**What needs to be done**. Look over the listing below and tally the lines in which the word "注入器类名" turns up. Answer with the tally only.

**The data**.
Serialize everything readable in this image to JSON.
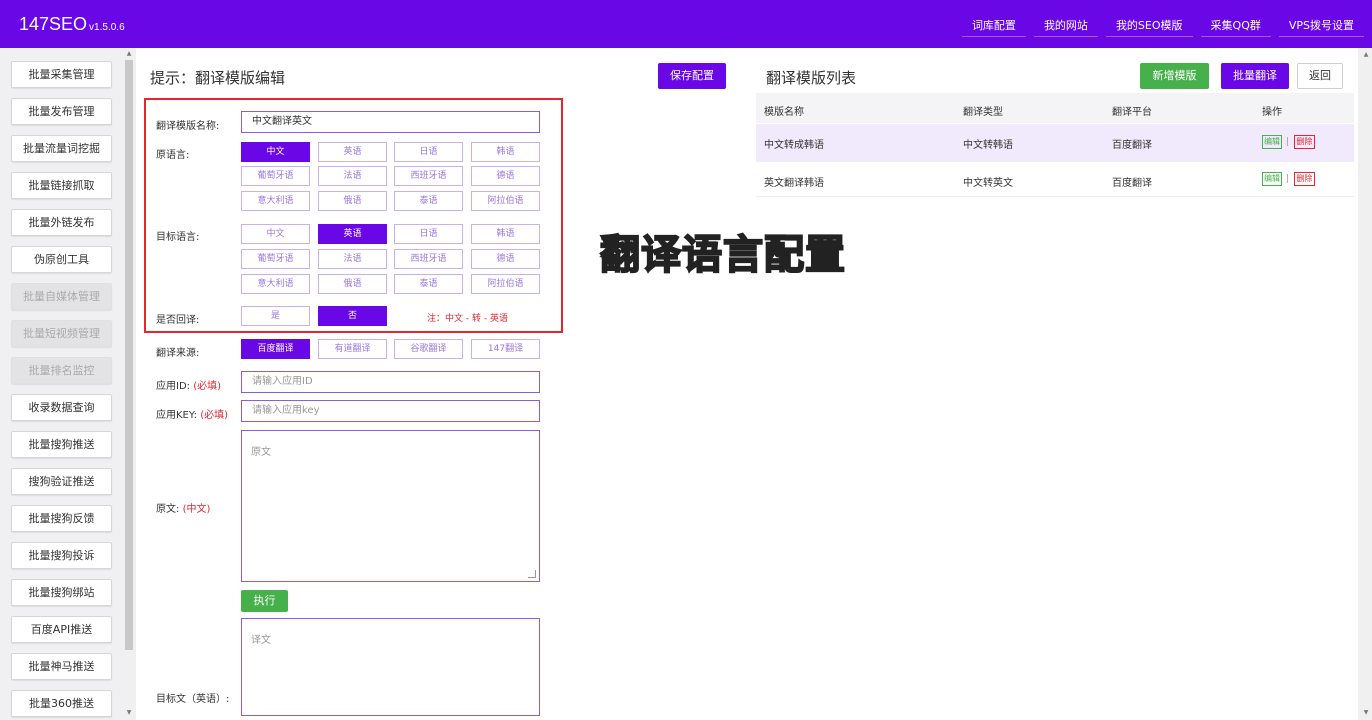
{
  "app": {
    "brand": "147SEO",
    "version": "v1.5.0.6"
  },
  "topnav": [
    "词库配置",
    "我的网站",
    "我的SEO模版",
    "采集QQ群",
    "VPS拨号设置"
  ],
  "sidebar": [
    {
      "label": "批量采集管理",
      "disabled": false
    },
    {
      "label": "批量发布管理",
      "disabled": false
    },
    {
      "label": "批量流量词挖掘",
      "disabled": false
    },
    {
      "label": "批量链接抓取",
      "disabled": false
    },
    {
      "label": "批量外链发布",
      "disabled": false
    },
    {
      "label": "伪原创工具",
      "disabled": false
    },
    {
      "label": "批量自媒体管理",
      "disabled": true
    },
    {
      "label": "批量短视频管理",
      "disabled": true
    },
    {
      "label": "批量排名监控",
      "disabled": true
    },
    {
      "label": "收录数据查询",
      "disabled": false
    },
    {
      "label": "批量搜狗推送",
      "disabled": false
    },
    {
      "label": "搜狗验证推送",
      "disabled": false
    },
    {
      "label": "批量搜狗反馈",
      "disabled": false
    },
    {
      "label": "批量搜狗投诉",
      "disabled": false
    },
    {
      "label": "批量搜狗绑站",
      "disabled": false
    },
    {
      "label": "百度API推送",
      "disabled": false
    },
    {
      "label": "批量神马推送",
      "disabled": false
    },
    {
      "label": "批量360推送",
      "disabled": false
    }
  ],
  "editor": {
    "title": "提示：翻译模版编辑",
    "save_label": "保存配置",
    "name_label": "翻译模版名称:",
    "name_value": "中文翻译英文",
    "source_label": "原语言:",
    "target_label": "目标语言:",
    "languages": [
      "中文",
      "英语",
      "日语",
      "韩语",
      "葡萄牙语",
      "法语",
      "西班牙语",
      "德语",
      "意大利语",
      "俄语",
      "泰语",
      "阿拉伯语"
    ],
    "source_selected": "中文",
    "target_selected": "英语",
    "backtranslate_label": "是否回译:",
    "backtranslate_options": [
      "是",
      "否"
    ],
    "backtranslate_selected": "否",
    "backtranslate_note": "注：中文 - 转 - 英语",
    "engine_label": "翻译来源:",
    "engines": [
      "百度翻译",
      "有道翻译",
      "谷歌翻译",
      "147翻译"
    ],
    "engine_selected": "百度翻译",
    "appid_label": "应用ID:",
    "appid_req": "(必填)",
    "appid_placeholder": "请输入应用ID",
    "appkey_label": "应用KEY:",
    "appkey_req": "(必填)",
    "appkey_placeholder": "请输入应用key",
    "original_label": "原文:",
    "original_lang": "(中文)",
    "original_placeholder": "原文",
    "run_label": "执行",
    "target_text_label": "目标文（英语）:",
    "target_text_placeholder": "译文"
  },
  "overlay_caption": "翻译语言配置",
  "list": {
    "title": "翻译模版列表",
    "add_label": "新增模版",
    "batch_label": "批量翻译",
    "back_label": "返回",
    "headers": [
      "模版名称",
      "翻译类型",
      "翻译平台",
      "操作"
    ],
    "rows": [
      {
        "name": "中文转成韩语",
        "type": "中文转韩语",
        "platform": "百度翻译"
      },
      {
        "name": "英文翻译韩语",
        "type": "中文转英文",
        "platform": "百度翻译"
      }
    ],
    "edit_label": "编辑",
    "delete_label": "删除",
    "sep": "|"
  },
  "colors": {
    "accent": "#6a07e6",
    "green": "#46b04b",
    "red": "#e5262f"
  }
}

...

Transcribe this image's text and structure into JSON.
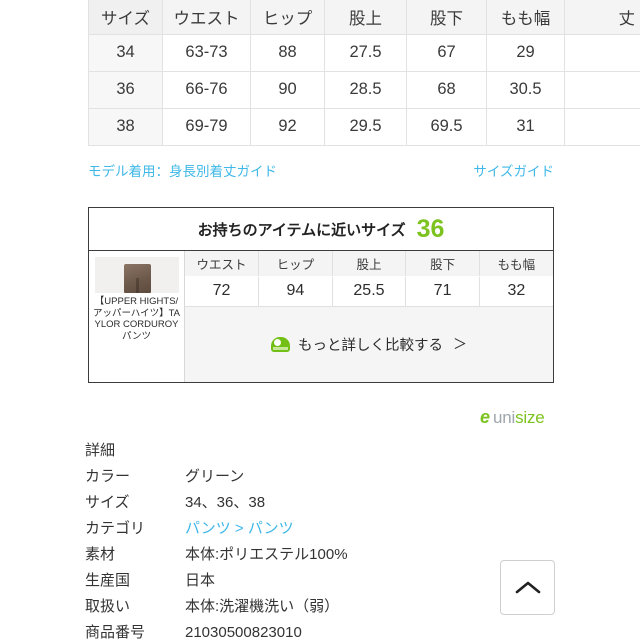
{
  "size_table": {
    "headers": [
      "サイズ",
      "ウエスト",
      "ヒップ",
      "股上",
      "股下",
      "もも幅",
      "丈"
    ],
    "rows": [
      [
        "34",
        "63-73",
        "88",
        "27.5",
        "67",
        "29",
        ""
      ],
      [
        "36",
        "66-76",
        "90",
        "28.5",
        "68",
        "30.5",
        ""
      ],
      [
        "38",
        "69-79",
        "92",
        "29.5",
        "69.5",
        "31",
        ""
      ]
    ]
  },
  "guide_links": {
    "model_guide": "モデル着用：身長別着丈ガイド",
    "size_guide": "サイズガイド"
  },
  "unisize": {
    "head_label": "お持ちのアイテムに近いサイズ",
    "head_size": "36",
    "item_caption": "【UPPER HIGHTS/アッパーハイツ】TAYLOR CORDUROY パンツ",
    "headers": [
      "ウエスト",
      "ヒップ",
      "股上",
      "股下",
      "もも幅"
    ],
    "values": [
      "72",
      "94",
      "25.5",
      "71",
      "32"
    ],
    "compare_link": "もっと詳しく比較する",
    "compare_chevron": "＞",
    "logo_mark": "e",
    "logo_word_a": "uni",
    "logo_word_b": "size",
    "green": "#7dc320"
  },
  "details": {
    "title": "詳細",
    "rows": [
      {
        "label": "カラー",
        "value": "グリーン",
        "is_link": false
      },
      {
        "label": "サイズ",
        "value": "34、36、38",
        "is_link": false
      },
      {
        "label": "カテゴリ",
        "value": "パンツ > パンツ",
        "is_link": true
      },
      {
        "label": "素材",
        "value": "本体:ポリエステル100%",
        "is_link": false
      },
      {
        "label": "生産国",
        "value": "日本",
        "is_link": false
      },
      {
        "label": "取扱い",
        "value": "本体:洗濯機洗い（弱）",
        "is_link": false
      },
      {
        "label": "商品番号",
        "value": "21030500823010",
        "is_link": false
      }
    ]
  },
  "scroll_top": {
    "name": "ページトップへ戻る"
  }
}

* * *

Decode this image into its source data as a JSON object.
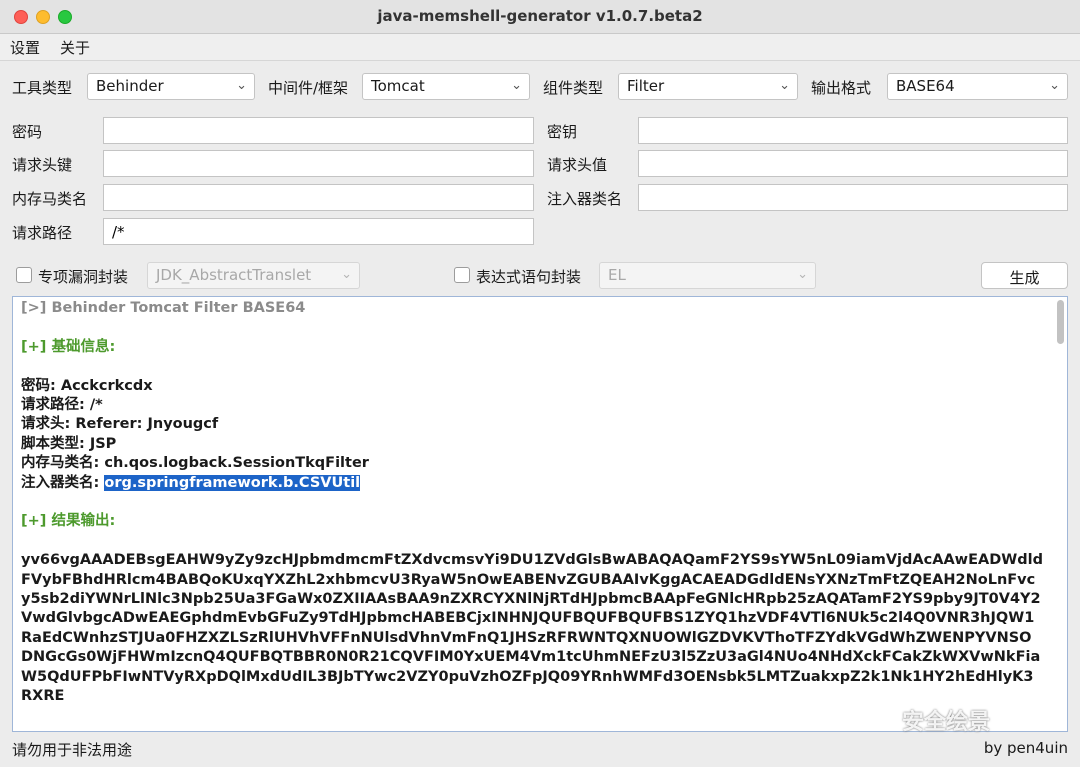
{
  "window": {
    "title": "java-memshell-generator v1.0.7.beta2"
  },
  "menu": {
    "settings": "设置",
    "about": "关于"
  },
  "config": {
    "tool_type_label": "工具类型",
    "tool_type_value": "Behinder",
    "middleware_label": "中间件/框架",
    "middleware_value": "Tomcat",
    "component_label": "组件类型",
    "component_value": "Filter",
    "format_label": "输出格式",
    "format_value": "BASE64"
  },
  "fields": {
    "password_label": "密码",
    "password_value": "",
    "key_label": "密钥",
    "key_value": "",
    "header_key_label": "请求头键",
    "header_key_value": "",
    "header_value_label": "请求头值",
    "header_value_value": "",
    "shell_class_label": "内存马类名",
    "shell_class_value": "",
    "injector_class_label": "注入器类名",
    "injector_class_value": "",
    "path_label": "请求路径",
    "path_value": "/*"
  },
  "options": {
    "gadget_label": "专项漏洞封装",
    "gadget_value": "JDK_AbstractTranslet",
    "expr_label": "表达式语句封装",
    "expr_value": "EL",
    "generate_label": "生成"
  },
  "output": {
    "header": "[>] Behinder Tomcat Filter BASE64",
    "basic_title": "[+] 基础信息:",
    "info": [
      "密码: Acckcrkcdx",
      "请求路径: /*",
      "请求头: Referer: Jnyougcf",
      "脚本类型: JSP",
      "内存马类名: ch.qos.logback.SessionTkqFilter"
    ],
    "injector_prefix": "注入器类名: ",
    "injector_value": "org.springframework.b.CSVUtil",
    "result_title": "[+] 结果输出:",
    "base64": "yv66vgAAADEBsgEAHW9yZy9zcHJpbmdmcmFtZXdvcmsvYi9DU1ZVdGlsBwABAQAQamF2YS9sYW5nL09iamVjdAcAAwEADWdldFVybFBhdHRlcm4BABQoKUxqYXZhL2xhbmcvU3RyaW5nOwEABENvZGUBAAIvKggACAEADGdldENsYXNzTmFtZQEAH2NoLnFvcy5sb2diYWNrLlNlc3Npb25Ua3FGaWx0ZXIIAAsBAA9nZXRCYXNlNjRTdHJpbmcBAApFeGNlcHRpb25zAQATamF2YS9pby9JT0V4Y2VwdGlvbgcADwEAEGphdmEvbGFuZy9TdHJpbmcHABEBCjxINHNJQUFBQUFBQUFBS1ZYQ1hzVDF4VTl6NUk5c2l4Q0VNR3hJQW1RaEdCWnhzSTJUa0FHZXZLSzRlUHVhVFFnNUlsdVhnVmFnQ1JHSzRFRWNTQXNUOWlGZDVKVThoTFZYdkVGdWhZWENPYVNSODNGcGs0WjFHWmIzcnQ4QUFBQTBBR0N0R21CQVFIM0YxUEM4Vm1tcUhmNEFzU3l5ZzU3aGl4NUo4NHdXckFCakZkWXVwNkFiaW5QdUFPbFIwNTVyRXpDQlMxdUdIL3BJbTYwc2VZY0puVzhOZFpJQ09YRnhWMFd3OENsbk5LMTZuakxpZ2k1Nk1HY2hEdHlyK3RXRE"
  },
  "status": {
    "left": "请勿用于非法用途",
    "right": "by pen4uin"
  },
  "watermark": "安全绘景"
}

**Task response**. 2